[MATERIAL TO PROCESS]
┄┄┄┄┄┄

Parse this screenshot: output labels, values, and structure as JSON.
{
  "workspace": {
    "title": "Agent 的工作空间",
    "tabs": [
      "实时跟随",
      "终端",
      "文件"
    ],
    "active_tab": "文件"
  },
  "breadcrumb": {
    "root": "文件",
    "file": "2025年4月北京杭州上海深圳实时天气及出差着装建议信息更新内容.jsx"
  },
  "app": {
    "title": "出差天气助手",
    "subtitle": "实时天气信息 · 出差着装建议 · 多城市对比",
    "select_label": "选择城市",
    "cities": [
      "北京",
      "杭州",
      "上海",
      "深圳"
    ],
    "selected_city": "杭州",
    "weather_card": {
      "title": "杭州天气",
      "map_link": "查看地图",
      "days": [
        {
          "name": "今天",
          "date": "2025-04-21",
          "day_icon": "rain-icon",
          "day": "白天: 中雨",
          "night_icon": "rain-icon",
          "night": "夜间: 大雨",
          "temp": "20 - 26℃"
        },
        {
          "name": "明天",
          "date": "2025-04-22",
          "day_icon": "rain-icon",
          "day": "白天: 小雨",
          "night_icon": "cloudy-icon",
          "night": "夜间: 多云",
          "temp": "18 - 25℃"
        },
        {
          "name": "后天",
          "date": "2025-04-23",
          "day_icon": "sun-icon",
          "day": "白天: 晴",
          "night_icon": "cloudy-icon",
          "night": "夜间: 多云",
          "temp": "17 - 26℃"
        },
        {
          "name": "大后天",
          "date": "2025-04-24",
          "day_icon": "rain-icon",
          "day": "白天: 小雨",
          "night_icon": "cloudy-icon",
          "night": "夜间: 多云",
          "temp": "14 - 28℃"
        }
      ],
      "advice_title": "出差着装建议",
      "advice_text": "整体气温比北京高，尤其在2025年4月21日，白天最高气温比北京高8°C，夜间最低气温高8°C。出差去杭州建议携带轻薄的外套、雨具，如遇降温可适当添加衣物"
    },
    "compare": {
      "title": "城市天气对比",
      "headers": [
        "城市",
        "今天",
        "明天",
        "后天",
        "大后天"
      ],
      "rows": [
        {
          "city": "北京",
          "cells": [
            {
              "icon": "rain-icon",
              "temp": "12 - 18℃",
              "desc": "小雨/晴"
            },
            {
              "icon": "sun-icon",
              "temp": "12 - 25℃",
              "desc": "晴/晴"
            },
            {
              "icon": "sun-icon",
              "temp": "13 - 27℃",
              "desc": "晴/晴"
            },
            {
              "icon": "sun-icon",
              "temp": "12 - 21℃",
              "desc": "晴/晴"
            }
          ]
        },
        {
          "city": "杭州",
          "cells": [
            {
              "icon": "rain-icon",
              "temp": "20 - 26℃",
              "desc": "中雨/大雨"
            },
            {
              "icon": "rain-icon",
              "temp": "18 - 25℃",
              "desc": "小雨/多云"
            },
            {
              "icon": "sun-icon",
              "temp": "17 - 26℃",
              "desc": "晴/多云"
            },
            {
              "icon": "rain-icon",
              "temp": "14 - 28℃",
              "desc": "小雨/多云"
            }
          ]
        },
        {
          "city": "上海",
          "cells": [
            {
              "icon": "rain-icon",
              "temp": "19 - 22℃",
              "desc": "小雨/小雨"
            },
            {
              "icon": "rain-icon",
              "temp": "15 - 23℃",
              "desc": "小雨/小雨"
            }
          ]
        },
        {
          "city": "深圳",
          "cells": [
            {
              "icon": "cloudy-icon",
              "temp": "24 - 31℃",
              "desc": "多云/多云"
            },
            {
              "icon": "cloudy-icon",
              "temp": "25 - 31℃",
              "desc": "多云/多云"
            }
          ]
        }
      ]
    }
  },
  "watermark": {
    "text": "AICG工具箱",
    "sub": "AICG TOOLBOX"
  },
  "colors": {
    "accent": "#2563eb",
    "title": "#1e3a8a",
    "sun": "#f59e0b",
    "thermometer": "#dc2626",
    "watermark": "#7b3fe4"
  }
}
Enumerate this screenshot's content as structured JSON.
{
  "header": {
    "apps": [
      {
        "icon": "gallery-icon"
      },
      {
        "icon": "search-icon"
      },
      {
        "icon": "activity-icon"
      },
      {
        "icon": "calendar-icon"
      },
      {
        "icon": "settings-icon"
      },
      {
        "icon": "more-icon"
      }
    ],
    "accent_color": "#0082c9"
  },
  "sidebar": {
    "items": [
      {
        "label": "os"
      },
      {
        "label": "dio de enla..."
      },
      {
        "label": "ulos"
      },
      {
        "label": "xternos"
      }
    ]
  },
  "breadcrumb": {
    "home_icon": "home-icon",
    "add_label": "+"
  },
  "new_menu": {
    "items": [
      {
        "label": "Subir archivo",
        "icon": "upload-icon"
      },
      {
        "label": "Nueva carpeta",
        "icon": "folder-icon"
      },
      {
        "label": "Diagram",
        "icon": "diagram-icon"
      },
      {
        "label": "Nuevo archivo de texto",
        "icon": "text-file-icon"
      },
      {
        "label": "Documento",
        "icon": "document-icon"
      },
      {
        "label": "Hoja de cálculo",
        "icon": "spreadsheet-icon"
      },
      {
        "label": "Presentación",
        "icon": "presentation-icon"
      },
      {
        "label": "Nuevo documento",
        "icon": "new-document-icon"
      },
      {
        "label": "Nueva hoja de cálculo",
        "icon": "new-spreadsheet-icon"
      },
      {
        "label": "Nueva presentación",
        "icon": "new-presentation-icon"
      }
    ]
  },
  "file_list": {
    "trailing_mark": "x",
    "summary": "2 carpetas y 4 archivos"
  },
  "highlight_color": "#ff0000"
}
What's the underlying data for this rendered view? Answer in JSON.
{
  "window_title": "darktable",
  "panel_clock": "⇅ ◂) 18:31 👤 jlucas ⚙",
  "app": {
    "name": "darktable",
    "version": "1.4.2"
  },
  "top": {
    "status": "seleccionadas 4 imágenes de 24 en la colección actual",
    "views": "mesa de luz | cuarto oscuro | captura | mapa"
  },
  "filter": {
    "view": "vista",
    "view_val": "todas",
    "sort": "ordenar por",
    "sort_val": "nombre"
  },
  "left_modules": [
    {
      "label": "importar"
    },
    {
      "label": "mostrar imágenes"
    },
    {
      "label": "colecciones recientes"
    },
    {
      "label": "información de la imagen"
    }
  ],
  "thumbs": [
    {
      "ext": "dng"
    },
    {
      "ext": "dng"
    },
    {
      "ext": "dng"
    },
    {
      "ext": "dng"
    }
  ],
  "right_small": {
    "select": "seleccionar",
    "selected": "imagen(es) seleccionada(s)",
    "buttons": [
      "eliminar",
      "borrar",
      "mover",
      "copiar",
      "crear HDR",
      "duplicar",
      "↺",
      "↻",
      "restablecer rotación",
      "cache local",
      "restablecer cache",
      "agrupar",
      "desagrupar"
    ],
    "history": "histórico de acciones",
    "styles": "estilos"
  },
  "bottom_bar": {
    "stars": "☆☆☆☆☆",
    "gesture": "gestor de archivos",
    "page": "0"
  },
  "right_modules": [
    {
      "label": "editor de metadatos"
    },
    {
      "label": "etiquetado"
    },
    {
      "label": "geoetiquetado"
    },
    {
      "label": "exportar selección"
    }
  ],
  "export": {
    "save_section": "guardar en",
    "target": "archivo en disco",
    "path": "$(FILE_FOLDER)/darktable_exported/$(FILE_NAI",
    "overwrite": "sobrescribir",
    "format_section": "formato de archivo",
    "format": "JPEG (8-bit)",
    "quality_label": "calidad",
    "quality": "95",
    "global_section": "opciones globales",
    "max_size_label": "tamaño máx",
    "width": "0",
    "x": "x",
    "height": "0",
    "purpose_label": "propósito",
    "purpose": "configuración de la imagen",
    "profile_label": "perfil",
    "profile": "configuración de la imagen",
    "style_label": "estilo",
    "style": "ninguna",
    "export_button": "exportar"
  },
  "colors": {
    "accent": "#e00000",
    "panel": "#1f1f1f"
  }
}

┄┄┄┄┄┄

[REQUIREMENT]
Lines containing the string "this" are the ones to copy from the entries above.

[COMPLETED EXERCISE]
Parse this screenshot: output labels, values, and structure as JSON.
Enumerate this screenshot's content as structured JSON.
What's the underlying data for this rendered view? Answer in JSON.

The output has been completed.